After the Rain

This morning the green leaves, no

longer spring green, darker

and summer like, take up the space

where the sky showed last week.

Rain falls on the roof while I write. Outside

the open door, rain and the rustle of

leaves. There is no noise from the

swaying of tree trunks. Unless they

snap or pull up their shallow roots

and topple screaming to the ground.

Into A Book

My sister, my father and me. My bedroom window was upstairs on the left.

When I was about five,

I thought after death, you

went into the nearest book.

My mother must have been reading

us Little House in the Big Woods

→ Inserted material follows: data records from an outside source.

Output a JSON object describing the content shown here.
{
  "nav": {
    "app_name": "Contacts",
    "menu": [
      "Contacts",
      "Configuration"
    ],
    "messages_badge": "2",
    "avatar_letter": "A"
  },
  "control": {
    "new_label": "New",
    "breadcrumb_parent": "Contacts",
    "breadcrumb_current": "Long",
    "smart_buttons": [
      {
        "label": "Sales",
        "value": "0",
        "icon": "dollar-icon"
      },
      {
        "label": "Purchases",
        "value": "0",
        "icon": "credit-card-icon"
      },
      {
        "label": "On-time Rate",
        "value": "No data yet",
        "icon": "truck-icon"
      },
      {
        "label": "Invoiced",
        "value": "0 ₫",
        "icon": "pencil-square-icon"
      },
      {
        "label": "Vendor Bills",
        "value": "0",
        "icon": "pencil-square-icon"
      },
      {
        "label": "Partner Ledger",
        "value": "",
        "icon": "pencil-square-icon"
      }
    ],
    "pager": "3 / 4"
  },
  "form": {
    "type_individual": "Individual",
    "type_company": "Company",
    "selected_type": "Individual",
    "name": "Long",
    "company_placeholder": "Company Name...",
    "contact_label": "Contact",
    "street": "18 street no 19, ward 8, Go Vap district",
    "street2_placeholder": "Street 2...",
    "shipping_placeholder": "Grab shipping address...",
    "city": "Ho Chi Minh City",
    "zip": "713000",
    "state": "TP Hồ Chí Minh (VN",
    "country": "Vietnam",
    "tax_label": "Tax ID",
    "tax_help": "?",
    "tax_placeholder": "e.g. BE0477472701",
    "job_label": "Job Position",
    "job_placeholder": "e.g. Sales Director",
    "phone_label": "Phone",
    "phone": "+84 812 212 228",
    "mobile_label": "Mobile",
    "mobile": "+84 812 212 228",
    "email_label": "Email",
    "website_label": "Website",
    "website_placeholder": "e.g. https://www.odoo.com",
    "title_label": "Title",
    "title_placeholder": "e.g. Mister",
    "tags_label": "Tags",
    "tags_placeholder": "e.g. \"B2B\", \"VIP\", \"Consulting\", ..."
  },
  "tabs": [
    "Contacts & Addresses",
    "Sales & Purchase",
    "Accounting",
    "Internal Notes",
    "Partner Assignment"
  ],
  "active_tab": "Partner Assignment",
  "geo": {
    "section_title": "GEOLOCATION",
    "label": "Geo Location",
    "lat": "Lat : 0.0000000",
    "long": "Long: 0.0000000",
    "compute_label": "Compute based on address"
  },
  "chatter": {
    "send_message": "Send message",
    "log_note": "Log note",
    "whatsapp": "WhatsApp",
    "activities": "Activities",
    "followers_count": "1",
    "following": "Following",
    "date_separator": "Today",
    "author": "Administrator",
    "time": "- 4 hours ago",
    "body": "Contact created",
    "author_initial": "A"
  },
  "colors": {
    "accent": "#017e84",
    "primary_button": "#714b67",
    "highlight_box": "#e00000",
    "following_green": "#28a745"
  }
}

because that’s the book I made sure

was nearby at night. Just in case.

Fifteen Minutes

Wave after wave of little white moths

fly out of the hibiscus, around the car


into the overgrown yard.

A carpenter bee browses in the flowers,

until dive bombed by a second bee

aggressively bumping him. They circle,

bump, circle.

One yellow butterfly flies across the window

and a yellow cat walks down the brick



I would watch the milk man with his

horse and wagon go down the street

in the morning from my bedroom

window. I must have been two because

when my sister was born we moved, and

my bedroom was in the back of the house,

with no window on the street. He left our

milk in a gray tin box on the back porch. That

was in Springfield. Later, when we moved to Detroit,

we had a milk chute on the side of the house.

It had a little door on the inside and a little door on the

outside so the milkman, who now drove a truck,

could put the milk in and we could get it

out. On cold winter mornings, the frozen milk

rose up over the top of the brown bottle.

For years I saved milk caps in a kitchen

drawer. Just saved them, never did anything with them.

After the heroin epidemic came, everybody sealed up

those milk chutes so no skinny thieves could

climb in the house that way.